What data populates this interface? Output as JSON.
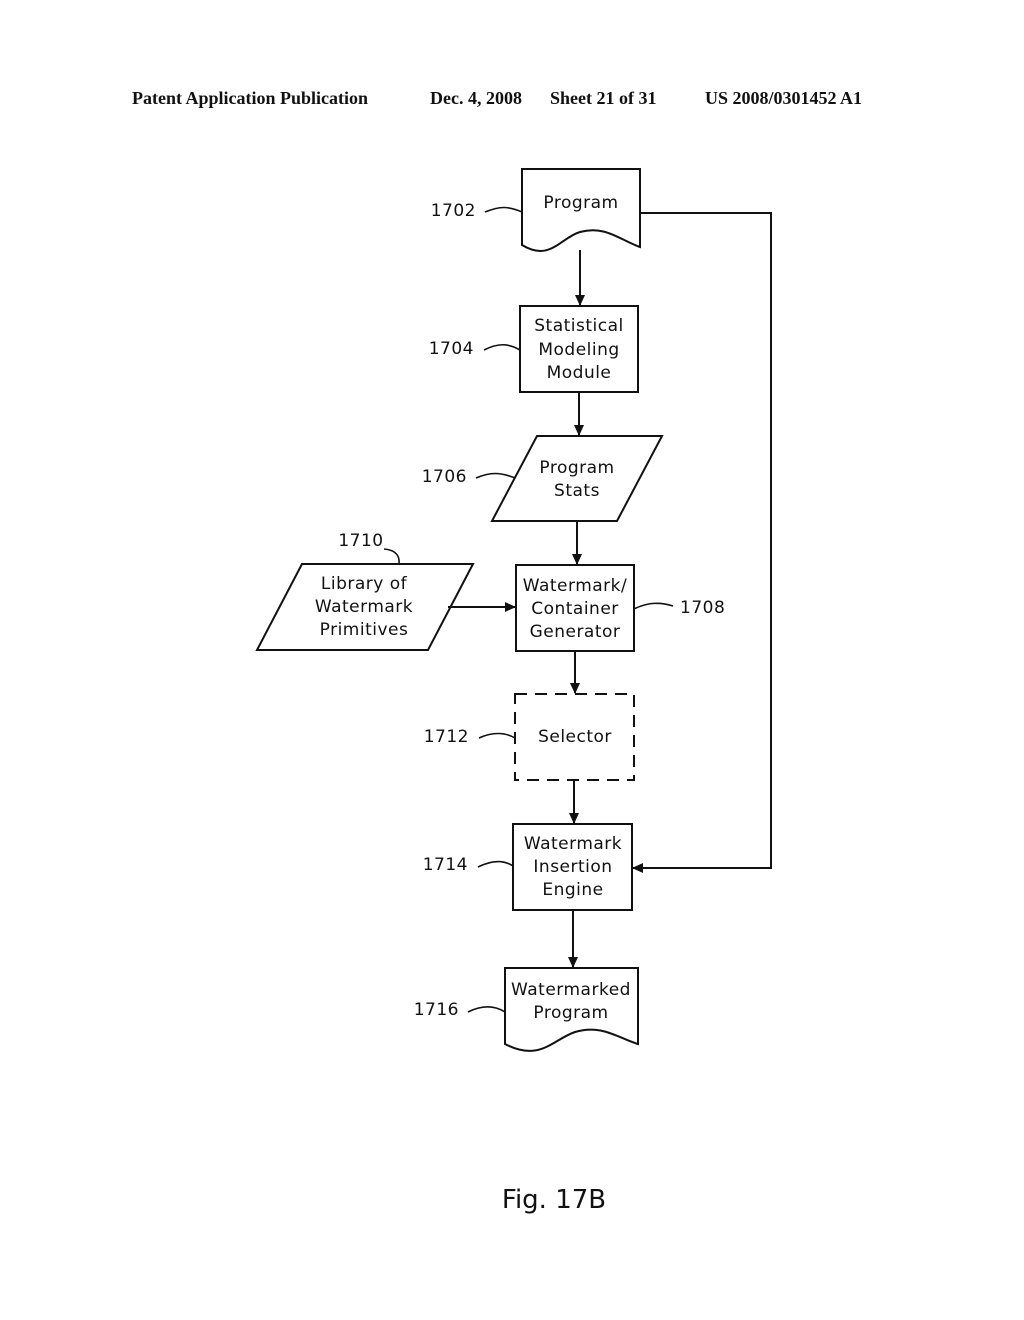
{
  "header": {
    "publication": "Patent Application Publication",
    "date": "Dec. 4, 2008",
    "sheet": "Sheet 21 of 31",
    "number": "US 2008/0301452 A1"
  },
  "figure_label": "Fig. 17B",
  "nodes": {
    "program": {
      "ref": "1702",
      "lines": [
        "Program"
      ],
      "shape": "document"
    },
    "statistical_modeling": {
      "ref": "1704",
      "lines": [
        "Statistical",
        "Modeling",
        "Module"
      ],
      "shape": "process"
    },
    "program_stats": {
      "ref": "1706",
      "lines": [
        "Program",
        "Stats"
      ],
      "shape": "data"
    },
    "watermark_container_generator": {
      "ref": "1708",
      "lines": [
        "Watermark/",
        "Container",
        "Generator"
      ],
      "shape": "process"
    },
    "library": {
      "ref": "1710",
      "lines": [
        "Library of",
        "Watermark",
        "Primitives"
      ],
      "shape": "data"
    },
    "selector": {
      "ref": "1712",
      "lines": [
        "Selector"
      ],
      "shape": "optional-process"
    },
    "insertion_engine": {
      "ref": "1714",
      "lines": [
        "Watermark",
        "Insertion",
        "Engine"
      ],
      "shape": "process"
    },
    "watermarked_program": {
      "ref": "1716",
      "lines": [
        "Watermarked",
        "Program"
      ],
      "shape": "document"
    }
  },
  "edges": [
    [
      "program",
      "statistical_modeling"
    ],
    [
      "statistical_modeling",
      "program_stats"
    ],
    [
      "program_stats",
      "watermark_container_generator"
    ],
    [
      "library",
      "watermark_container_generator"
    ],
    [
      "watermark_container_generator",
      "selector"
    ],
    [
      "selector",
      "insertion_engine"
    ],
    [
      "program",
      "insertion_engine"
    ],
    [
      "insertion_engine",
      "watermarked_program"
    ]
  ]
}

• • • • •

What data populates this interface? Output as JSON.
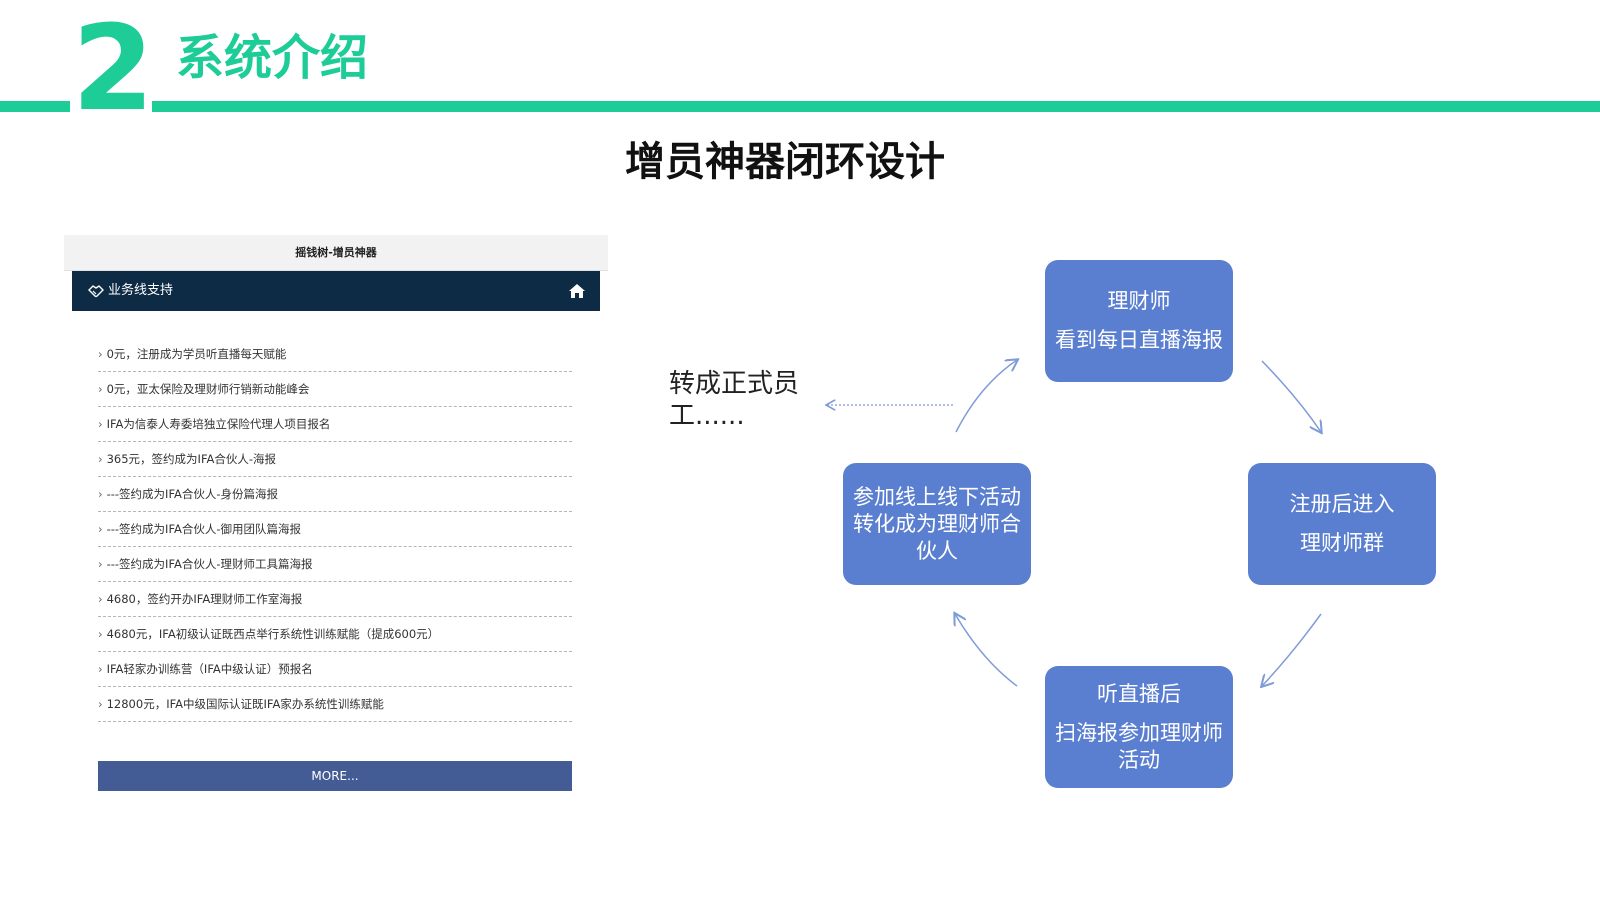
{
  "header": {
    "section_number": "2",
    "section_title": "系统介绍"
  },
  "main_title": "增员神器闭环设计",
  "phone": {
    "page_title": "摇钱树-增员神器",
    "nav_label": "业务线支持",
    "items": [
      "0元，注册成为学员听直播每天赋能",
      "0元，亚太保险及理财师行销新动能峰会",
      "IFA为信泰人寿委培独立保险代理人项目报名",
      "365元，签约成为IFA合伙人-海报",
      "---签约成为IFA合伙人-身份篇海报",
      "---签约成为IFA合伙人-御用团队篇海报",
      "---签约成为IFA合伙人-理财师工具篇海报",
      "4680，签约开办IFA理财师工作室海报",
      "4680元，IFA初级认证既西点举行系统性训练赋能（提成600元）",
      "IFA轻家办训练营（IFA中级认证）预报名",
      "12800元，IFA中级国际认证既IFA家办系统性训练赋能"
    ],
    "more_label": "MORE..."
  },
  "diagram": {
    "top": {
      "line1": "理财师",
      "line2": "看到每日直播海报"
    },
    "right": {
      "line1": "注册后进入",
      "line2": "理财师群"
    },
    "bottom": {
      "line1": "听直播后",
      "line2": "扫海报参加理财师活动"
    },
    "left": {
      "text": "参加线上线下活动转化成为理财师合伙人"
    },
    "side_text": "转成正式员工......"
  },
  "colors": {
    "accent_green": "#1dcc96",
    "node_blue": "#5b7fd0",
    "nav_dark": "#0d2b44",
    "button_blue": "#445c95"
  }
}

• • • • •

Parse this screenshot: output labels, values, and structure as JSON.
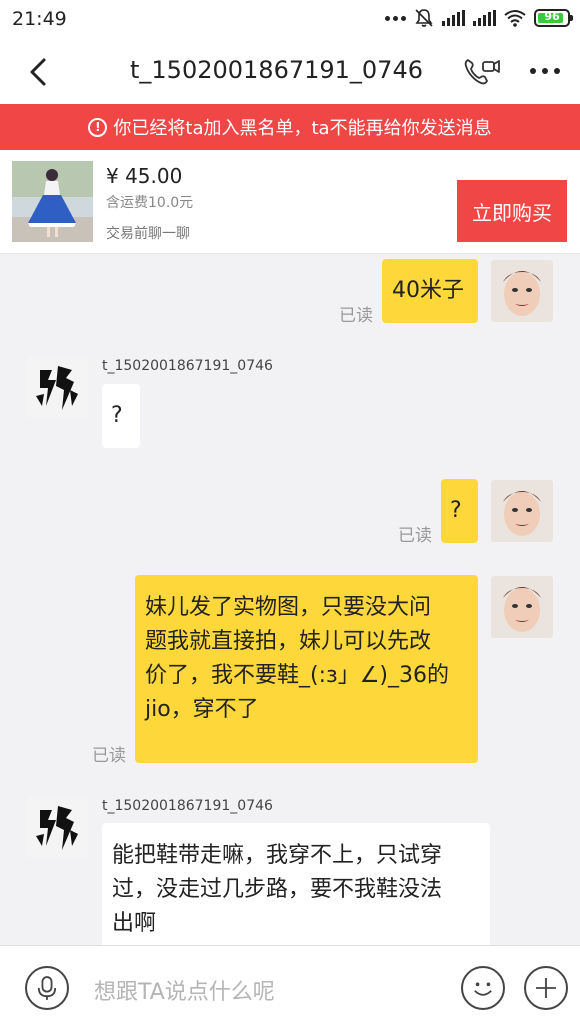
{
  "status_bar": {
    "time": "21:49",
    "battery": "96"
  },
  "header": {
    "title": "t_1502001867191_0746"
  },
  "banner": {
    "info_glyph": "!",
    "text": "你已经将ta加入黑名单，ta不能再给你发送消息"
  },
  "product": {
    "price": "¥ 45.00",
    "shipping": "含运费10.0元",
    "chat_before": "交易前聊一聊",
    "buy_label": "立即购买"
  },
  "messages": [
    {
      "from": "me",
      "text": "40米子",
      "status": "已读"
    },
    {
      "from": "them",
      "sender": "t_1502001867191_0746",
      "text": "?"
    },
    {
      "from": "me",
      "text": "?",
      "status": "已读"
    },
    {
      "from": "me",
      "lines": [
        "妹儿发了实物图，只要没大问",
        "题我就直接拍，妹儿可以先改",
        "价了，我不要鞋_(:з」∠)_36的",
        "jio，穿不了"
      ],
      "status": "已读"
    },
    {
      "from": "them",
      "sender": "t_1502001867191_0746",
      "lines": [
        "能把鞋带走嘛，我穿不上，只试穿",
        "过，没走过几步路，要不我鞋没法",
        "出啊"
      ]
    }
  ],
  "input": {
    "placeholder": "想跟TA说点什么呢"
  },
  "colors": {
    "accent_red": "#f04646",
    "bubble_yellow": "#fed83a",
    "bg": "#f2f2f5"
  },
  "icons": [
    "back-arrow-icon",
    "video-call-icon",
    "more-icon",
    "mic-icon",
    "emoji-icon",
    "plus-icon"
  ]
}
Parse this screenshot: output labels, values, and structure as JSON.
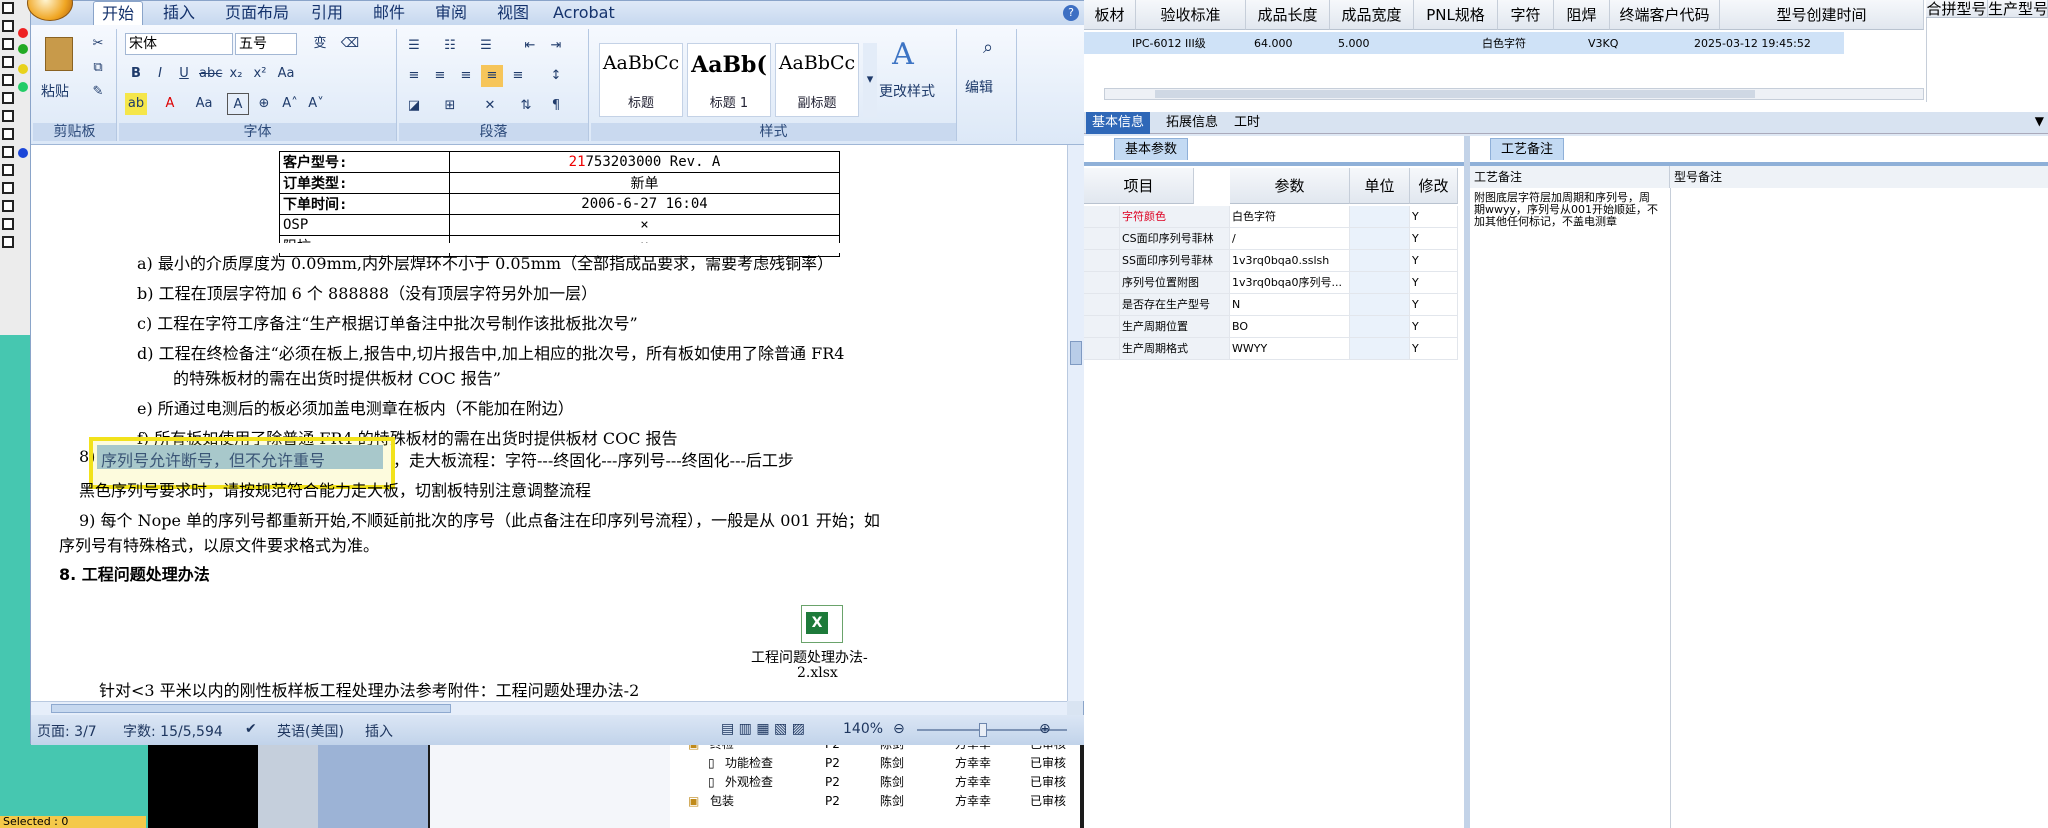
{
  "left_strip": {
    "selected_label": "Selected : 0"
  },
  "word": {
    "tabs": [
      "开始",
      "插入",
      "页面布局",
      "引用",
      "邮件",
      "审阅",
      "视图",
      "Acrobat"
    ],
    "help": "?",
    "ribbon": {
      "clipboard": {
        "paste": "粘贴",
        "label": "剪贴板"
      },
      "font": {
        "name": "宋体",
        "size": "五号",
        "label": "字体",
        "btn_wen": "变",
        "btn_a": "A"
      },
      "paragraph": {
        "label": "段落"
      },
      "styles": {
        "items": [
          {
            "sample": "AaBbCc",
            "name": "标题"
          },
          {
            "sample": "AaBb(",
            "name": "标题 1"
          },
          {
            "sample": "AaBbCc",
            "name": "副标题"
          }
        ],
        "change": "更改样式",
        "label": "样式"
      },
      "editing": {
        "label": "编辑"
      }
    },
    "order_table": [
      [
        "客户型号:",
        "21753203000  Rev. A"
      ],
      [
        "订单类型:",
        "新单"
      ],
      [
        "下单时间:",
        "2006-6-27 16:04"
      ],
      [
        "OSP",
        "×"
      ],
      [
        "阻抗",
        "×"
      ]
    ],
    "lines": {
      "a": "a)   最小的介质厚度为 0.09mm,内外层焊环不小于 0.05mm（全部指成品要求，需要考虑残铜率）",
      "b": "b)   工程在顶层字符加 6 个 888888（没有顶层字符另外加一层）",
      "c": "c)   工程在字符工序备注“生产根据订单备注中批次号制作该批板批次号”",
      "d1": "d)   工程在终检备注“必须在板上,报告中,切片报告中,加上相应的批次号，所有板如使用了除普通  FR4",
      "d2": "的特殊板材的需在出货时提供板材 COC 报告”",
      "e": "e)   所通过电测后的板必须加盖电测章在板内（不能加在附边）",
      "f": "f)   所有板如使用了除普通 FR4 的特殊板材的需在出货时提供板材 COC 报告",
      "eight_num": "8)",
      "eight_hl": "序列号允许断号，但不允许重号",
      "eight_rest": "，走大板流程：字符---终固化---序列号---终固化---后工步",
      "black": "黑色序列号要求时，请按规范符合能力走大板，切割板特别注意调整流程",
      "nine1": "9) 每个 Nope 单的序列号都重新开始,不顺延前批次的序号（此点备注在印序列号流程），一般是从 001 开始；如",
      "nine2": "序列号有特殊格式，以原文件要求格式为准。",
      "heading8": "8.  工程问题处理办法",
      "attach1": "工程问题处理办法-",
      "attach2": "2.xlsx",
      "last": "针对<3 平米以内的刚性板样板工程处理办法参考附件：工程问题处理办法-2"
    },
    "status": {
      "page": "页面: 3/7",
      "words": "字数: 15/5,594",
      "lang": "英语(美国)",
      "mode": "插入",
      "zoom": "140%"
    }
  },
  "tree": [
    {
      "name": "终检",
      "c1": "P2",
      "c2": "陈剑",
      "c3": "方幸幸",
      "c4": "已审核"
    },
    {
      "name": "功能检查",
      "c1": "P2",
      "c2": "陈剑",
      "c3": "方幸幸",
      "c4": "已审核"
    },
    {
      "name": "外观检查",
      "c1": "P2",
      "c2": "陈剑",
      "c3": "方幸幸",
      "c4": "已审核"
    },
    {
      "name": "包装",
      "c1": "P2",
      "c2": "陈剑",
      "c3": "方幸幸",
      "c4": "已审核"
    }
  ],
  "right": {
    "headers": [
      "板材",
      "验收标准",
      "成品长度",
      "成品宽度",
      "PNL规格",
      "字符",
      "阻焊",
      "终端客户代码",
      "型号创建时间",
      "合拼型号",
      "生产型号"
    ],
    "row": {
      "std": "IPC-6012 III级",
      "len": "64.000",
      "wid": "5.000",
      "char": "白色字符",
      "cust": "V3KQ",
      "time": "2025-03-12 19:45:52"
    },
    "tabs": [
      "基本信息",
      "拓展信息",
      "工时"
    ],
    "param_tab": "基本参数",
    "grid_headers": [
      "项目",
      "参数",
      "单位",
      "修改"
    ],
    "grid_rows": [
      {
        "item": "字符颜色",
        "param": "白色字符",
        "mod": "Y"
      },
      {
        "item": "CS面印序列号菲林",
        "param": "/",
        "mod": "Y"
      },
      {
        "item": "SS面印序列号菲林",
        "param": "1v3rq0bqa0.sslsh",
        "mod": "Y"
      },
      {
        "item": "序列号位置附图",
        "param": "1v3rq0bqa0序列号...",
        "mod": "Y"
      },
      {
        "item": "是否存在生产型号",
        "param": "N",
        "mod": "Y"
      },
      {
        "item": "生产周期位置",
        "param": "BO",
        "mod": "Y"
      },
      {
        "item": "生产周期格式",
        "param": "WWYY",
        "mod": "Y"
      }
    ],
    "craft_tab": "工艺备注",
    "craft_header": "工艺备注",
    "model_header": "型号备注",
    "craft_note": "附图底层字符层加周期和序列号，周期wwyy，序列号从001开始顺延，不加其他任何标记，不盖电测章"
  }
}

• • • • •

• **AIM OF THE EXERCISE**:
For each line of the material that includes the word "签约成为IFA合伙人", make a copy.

• **ANSWER AREA**:
      "365元，签约成为IFA合伙人-海报",
      "---签约成为IFA合伙人-身份篇海报",
      "---签约成为IFA合伙人-御用团队篇海报",
      "---签约成为IFA合伙人-理财师工具篇海报",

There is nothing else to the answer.